■ **WHAT THE EXERCISE ASKS**: Write out each line from the data below that includes the word "inngående".

*** Opening of TASK INPUTS ***

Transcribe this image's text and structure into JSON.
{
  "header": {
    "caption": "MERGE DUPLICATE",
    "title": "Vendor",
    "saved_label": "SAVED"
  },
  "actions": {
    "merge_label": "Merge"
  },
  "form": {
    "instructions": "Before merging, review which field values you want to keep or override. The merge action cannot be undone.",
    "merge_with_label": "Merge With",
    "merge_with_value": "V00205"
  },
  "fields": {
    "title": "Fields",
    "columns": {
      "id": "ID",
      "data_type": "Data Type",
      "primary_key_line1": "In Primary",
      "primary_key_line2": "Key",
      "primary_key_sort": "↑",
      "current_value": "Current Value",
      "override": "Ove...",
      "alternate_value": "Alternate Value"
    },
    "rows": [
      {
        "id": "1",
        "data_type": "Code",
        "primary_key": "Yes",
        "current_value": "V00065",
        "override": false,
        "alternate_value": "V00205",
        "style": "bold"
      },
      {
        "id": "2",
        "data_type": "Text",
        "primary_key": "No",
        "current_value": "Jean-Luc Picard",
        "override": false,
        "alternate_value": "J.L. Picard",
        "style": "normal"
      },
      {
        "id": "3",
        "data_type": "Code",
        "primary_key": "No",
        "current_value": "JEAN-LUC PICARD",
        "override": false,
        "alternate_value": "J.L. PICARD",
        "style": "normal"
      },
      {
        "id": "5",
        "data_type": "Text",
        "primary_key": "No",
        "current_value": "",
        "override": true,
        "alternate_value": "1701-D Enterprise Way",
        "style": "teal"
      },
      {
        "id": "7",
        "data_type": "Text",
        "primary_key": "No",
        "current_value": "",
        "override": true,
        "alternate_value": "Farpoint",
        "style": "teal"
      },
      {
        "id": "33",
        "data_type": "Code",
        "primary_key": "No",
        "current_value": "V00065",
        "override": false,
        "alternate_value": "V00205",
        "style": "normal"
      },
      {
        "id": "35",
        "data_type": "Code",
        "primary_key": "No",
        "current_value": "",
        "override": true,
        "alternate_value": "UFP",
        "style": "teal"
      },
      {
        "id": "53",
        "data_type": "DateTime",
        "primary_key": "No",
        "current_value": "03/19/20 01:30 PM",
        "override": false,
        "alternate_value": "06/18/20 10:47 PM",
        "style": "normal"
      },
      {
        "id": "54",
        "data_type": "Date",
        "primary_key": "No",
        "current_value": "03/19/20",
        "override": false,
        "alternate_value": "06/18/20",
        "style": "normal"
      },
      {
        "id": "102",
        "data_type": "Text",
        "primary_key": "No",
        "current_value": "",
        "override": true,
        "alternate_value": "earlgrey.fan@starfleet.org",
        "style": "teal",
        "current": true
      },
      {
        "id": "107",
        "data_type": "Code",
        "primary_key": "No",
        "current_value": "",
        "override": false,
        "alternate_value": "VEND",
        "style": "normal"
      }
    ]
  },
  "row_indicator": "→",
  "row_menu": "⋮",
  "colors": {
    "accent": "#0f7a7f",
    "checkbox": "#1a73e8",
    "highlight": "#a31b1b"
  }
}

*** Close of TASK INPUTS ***
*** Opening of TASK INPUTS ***

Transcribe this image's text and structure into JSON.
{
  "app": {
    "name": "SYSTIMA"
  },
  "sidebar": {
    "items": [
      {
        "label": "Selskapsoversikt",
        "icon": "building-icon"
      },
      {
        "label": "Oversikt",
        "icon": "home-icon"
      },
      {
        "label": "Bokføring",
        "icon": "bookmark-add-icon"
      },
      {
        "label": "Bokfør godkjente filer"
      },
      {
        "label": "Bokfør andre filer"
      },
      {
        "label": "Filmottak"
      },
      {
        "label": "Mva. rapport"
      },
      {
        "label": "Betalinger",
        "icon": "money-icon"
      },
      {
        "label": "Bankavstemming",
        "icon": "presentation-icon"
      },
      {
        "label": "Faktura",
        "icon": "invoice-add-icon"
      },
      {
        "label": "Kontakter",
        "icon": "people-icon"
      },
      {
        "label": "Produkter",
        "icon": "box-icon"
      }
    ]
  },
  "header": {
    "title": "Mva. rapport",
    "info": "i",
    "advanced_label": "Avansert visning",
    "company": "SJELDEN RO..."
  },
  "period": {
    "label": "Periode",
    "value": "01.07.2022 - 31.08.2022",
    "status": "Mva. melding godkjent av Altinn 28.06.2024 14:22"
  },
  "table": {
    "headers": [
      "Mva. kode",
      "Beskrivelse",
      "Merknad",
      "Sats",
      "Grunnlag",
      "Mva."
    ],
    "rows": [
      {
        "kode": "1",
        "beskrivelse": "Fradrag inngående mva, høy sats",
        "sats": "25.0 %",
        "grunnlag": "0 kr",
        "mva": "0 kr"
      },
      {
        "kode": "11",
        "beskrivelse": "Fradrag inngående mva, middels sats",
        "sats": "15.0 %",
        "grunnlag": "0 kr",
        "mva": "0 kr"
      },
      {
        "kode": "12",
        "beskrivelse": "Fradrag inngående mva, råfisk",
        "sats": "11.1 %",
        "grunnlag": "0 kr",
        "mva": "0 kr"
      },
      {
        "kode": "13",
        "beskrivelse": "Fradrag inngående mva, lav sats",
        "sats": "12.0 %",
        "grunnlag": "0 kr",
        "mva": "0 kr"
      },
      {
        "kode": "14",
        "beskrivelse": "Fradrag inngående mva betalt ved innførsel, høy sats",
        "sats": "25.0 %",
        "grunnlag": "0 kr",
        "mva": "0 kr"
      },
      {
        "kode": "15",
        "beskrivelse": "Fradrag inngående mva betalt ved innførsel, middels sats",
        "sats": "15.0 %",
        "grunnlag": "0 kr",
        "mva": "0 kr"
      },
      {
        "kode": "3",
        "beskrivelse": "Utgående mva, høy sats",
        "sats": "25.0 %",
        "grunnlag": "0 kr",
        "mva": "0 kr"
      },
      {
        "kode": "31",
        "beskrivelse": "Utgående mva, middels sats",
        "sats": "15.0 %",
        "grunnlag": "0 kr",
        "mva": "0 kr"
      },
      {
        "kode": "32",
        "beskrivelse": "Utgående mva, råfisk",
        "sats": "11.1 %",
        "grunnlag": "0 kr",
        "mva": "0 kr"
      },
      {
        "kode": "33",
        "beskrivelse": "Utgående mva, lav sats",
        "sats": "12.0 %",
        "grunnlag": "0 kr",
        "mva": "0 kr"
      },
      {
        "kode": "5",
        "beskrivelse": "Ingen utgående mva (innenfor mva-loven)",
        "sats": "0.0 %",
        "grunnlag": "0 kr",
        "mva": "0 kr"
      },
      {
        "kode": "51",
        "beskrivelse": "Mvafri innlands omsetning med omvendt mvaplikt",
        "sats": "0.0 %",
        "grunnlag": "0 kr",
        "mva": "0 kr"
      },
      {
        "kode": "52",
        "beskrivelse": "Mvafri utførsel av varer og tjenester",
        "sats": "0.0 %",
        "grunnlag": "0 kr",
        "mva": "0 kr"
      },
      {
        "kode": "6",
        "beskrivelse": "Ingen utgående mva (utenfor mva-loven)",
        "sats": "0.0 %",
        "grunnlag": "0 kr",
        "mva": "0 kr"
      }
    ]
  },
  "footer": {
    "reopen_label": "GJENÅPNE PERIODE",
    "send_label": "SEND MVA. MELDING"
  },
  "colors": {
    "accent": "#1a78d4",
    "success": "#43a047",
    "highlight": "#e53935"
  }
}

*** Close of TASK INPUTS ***

■ **WORKED SOLUTION**:
        "beskrivelse": "Fradrag inngående mva, høy sats",
        "beskrivelse": "Fradrag inngående mva, middels sats",
        "beskrivelse": "Fradrag inngående mva, råfisk",
        "beskrivelse": "Fradrag inngående mva, lav sats",
        "beskrivelse": "Fradrag inngående mva betalt ved innførsel, høy sats",
        "beskrivelse": "Fradrag inngående mva betalt ved innførsel, middels sats",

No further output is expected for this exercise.